Today, I am incredibly grateful for both of my experiences. Being in Mexico was hard, but it taught me a lot about what it means to be queer, and it made me more sensitive to other people's identities and their struggles. It helped me become stronger, and gave me something to fight for. I will be graduating from Rutgers Prep this June, and I am really happy to be a part of this community. Attending a school that allowed me to be who I am helped me to form a strong identity, and to become a much happier person.
Paulina Aldaba is a high school senior at Rutgers Prep and a GLSEN Student Ambassador.
8 years ago when I was in the 6th grade I had a humanities teacher named Mr. Krause. For our summer reading assignment before middle school started, we had to read The Misfits about a group of middle school students who are picked on and want to do something about it. The kids were picked on and bullied for various things, including being gay, but they had a teacher who supported them and they had each other.

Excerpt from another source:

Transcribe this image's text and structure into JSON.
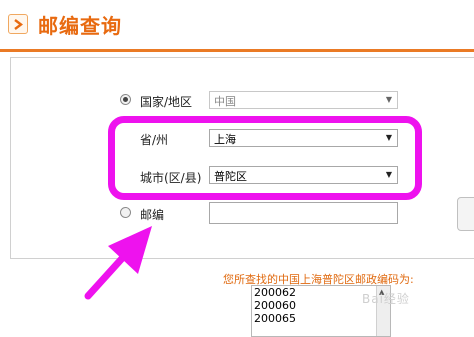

Unknowingly, this book would come to define my 6th grade year. The summer before entering the hallowed halls of Mott Hall II in New York City, I spent the summer at sleep away camp. It was there that I first came out as gay. I was 10 years old and knew nothing of how kids could be so hurtful.

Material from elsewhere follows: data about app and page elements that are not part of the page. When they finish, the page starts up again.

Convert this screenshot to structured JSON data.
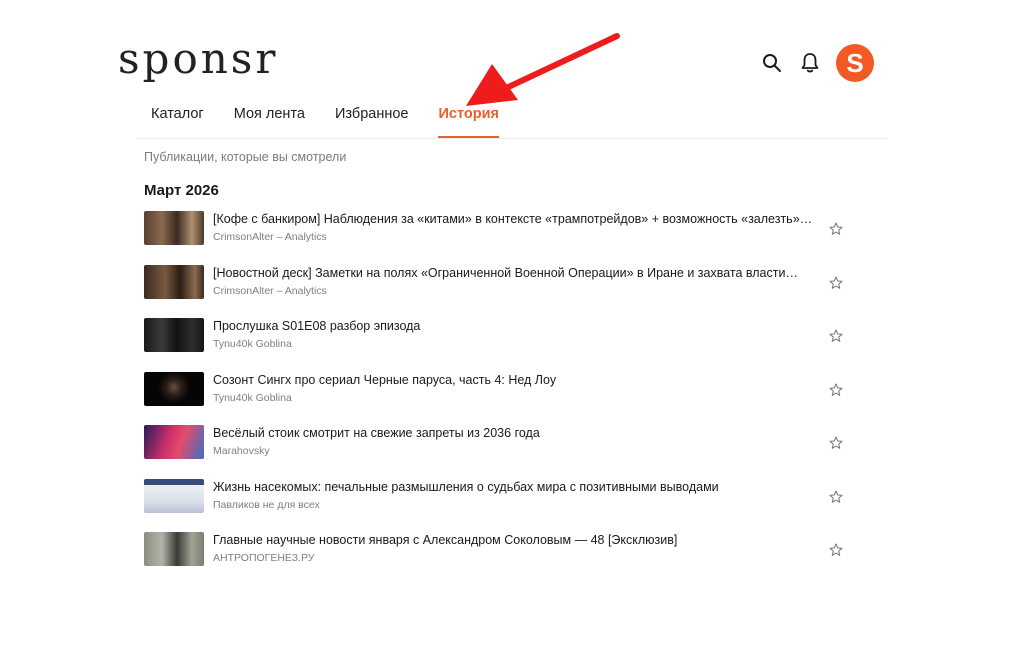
{
  "brand": {
    "logo_text": "sponsr",
    "accent_color": "#f15a24"
  },
  "header": {
    "search_icon": "search-icon",
    "notifications_icon": "bell-icon",
    "avatar_letter": "S"
  },
  "nav": {
    "tabs": [
      {
        "label": "Каталог",
        "active": false
      },
      {
        "label": "Моя лента",
        "active": false
      },
      {
        "label": "Избранное",
        "active": false
      },
      {
        "label": "История",
        "active": true
      }
    ]
  },
  "history": {
    "subtitle": "Публикации, которые вы смотрели",
    "month": "Март 2026",
    "items": [
      {
        "title": "[Кофе с банкиром] Наблюдения за «китами» в контексте «трампотрейдов» + возможность «залезть» в полезный…",
        "author": "CrimsonAlter – Analytics"
      },
      {
        "title": "[Новостной деск] Заметки на полях «Ограниченной Военной Операции» в Иране и захвата власти…",
        "author": "CrimsonAlter – Analytics"
      },
      {
        "title": "Прослушка S01E08 разбор эпизода",
        "author": "Tynu40k Goblina"
      },
      {
        "title": "Созонт Сингх про сериал Черные паруса, часть 4: Нед Лоу",
        "author": "Tynu40k Goblina"
      },
      {
        "title": "Весёлый стоик смотрит на свежие запреты из 2036 года",
        "author": "Marahovsky"
      },
      {
        "title": "Жизнь насекомых: печальные размышления о судьбах мира с позитивными выводами",
        "author": "Павликов не для всех"
      },
      {
        "title": "Главные научные новости января с Александром Соколовым — 48 [Эксклюзив]",
        "author": "АНТРОПОГЕНЕЗ.РУ"
      }
    ]
  }
}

Upon coming to middle school, I began to be bullied. I was teased by my classmates, called hurtful names, and left out of many activities. I barely had any friends, except a few kids, who like me were also teased. We ate in the gym because none of the kids would let us in the lunch tables. We also acted in the school play, and I did the talent show. I did it because I wanted to, and even though everyone laughed at me, I didn’t care and I did it anyway. But the bullying got worse, and even the friends I had weren’t making the difference. While serving as the secretary of the student government, a position I won by antagonizing the voters, I put up a sign asking people to form a club about how much they hate the school. I failed two subjects and was in danger of being held back in school.
My mother was worried about my emotional health, and she didn’t know what to do with me. Eventually, we both decided that I could not stay at that school anymore. Even though it pained me to leave behind the few friends I did have, I knew that it was the best for me. I ended up transferring to a Jewish day school the next year, and was able to function quite well there.
Mr. Krause was an amazing teacher though. He really cared about his students and tried to impart on them how much respect was apart of being a good student. When I left he expressed to my mother that he was distraught and wished he could have done more to help me. Those words I will never forget.
This week is the 10th anniversary of No Name Calling Week, inspired by The Misfits. It’s directed to teachers and students in elementary and middle schools across the country. My story proves that this event and sentiment can help teachers change lives at any age. We must support our educators in their journeys to make schools a safer and better place for all students. It is only in this way that they can continue to shape and change lives.
Emet Tauber is a former GLSEN student ambassador and sophomore at Arcadia University. He serves on GLSEN's National Advisory Council where he helps with programming for Transgender Student Rights. He aspires to get his masters in public policy and work in politics and advocacy as a career.